In fact, it's a bad film. Drive-In Massacre was one of those films that carried those hilarious labels - Do you remember them? It read "Drive-In Massacre has been deemed by an independent film board to be too terrifying for viewing by the average theatre patron. For this reason, it is suggested that those of you with severe emotional disorders or chronic coronary dysfunction NOT see this movie. The risk is entirely yours."

I love that.

In Drive-In Massacre, a restless crowd and a cheezy double feature lead to two brutal killings at a drive-in. Detectives Koch (Bruce Kimball) and O'Leary (John Goff as Jake Barnes) manage to assemble a rather motley crew of suspects including the usual - a bigot, a voyeur, a janitor, the projectionist and, just to make sure we have one true psycho in the bunch, a deranged knife thrower.

Running a mere 69 minutes, Drive-In Massacre is being re-released in all its glory by those fantastic folks at Cheezy Flicks, purveyors of oldies, baddies and B-movies galore. While the film itself may be a baddie, it's packaging is not as Cheezy Flicks does a terrific job of cleaning up films and giving them packaging that is worth the cost of a film but also remains faithful to the cheezy spirit of the original production.

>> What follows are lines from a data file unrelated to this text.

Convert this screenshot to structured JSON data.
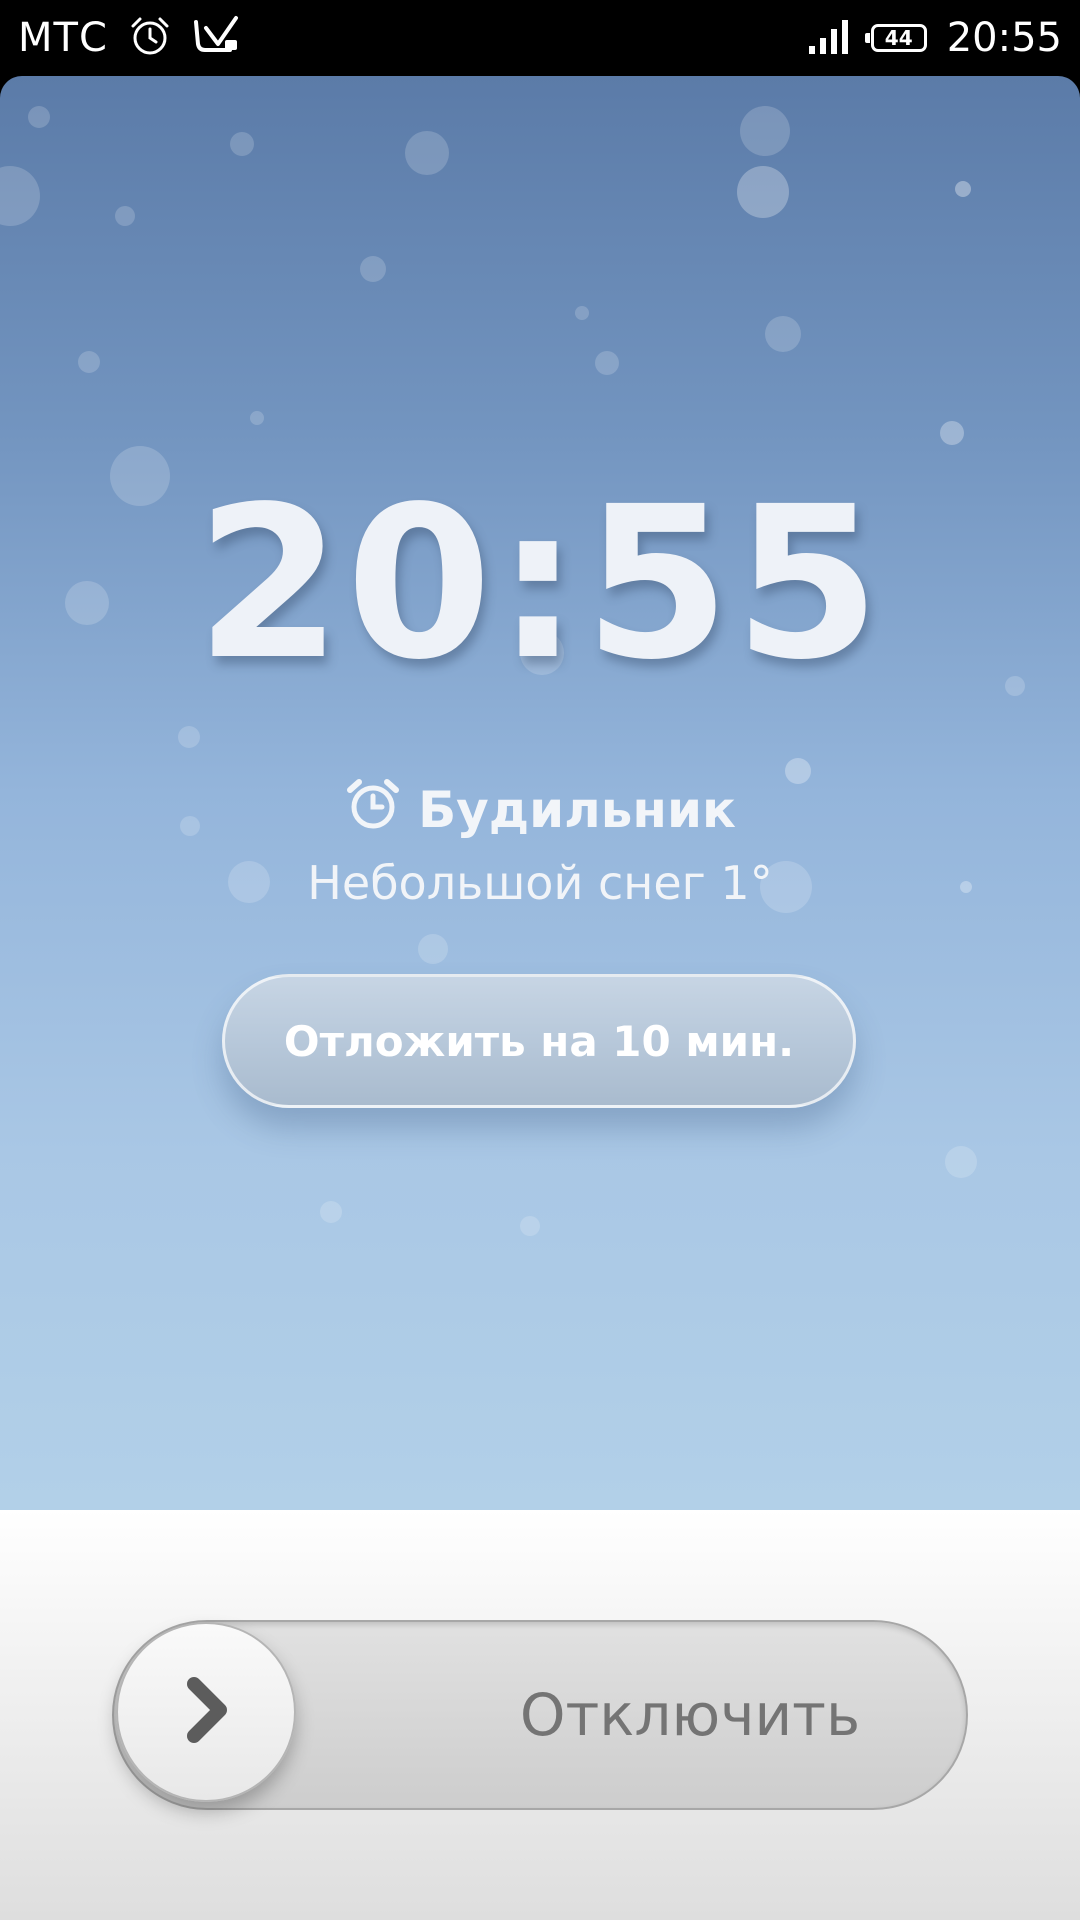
{
  "status_bar": {
    "carrier": "МТС",
    "time": "20:55",
    "battery_level": "44",
    "icons": [
      "alarm-clock-icon",
      "vibrate-off-icon",
      "signal-bars-icon",
      "battery-icon"
    ]
  },
  "alarm": {
    "time": "20:55",
    "label": "Будильник",
    "weather": "Небольшой снег 1°",
    "snooze_button": "Отложить на 10 мин.",
    "dismiss_label": "Отключить"
  },
  "colors": {
    "sky_top": "#5b7ba8",
    "sky_bottom": "#b2d0e8",
    "bottom_panel": "#f1f1f1",
    "status_bar": "#000000"
  }
}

The film itself starts off gory and quite a bit of fun with quite a bit of potential for taking advantage of the drive-in setting, a setting that has always struck this film critic as the perfect setting for a horor flick or, for that matter, a cinematic serial killer. But, after the killings take place Drive-In Massacre settles down into more of a police procedural...admittedly, a quirky and offbeat police procedural. The ending? It may very well have been a tad shocking in 1976, though probably not since 1974 had given us the far more horrifying Texas Chainsaw Massacre.

Still, just like the ole' Criterion Collection there are certain folks who simply adore low-budget and indie horror and will be excited beyond words at the quality packaging that Cheezy Flicks has given Drive-In Massacre. If this is you, then you most definitely will already know what to expect and won't be disappointed.

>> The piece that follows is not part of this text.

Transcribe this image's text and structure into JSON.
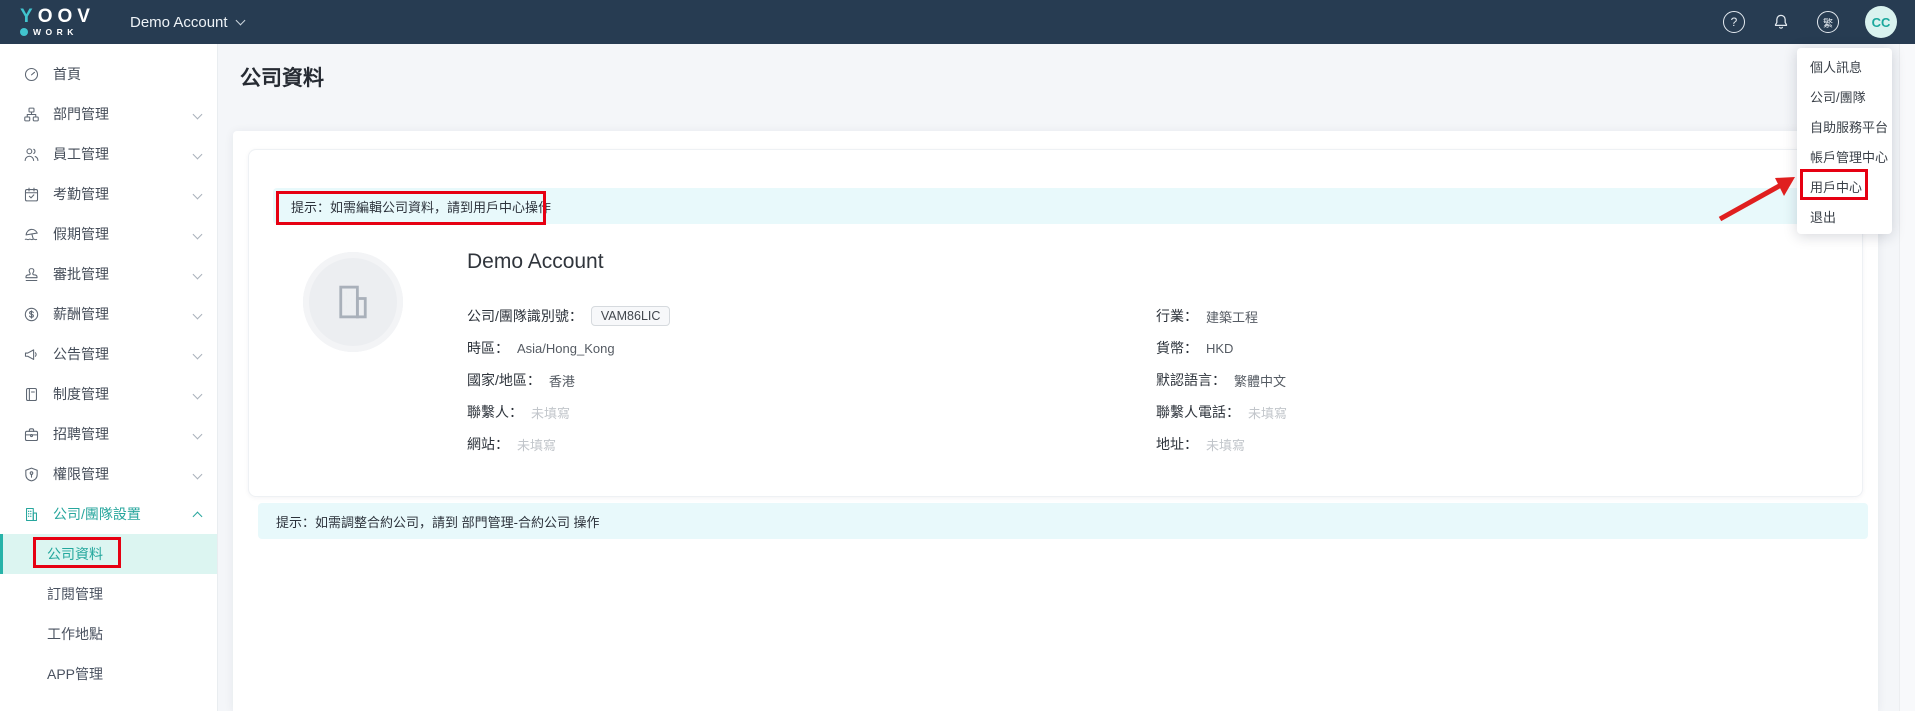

For more information, visit the Cheezy Flicks website!

© Written by Richard Propes
The Independent Critic